This task calls for copying every line of the records that includes the word "highlighted".

START DATA IN THIS EXERCISE

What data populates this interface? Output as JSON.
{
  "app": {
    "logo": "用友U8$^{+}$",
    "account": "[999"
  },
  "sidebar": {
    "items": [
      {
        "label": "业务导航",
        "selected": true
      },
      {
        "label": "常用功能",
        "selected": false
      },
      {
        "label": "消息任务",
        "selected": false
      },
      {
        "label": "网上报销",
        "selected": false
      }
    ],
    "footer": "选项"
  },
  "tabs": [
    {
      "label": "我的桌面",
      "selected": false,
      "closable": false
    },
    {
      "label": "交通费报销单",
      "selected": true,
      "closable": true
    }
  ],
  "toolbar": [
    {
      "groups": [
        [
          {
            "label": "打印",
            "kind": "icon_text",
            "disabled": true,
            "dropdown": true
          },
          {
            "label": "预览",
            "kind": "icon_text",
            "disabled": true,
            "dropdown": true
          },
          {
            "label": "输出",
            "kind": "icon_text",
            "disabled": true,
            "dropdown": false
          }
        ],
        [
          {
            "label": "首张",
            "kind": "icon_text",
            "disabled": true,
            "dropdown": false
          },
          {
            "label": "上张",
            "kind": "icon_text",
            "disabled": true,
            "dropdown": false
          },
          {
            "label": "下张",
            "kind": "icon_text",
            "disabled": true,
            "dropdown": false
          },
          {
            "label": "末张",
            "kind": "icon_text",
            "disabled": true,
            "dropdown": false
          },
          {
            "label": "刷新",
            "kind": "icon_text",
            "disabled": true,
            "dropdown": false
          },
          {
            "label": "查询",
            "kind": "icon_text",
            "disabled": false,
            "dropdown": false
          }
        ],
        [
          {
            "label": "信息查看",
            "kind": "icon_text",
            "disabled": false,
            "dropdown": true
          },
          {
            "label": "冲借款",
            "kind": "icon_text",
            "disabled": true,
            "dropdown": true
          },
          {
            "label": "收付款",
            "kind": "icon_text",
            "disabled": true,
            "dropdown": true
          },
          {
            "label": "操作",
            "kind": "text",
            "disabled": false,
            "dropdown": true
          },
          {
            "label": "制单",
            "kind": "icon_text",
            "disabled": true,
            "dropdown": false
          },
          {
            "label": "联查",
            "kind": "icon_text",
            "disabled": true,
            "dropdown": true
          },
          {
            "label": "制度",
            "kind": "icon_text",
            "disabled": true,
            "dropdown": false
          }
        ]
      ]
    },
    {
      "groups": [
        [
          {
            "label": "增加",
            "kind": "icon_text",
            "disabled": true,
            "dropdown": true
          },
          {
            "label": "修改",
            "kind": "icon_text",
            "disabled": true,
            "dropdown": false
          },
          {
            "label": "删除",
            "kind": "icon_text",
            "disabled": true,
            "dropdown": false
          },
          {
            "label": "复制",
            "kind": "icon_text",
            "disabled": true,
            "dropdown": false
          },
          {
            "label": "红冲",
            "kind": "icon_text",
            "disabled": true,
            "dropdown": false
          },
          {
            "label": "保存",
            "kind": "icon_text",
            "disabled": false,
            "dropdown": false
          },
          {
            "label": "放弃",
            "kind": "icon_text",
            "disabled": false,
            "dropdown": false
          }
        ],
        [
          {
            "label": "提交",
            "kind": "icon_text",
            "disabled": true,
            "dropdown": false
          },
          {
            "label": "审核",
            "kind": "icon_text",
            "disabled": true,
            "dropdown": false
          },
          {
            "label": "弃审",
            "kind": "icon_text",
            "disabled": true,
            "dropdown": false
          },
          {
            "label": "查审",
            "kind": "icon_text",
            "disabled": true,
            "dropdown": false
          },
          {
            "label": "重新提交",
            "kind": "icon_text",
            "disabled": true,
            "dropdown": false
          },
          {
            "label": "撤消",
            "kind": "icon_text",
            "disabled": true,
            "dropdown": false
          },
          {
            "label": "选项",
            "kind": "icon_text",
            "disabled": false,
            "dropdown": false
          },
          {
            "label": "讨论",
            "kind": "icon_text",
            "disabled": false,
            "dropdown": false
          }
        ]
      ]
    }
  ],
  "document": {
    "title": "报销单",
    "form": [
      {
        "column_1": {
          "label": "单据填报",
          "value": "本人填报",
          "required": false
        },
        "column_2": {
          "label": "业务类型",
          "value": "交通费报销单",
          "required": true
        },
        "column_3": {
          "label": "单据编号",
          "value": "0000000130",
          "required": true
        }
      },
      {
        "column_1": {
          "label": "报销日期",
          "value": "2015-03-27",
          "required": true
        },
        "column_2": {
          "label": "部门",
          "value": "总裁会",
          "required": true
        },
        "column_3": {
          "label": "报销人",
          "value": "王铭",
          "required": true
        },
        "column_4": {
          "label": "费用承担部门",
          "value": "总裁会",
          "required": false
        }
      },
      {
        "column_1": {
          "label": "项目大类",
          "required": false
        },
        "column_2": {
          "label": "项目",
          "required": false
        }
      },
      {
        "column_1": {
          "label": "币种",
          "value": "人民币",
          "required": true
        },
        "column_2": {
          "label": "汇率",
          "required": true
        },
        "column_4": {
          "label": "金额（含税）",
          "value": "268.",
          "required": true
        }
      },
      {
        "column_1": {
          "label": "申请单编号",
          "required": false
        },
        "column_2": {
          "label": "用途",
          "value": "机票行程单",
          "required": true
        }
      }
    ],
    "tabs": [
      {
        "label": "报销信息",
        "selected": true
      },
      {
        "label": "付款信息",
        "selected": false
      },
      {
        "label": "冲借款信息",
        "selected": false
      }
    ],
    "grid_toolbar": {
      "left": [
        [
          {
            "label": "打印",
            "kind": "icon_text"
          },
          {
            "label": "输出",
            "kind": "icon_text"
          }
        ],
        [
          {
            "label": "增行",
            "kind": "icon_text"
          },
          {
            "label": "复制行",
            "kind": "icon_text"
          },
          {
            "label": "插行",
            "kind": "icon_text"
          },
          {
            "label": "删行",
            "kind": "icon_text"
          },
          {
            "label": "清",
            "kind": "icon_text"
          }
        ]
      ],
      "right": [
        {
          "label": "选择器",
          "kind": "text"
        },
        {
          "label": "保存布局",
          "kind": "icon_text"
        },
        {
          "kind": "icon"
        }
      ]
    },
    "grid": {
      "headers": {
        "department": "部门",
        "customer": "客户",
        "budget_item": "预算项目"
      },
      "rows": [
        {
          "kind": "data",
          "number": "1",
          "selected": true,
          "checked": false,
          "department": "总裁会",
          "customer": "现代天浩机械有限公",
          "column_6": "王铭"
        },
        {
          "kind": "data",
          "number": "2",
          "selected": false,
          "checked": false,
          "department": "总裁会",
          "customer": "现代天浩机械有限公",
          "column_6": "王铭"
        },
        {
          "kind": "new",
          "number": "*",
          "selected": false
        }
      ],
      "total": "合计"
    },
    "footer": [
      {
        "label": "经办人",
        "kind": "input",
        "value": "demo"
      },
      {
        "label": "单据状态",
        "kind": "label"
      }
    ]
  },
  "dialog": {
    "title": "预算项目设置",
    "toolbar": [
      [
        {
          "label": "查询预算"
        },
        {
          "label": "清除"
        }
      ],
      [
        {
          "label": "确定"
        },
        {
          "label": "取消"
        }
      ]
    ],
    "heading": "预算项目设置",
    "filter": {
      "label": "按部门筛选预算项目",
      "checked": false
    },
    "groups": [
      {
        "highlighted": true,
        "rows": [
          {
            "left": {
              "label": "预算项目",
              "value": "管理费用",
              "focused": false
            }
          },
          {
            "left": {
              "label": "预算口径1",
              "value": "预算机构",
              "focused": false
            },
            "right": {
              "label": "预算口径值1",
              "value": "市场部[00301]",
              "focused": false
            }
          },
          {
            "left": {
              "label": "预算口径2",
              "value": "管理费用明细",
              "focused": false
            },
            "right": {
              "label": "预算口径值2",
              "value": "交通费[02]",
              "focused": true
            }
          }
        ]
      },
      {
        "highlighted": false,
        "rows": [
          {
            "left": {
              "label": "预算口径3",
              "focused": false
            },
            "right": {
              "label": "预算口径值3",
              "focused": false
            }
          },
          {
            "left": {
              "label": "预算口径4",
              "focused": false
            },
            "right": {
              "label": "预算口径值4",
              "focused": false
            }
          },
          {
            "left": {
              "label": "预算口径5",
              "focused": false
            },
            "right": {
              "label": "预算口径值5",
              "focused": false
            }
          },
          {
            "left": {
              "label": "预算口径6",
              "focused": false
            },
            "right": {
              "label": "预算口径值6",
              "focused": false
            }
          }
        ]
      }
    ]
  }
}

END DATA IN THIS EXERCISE

* SOLUTION TO THE EXERCISE *
        "highlighted": true,
        "highlighted": false,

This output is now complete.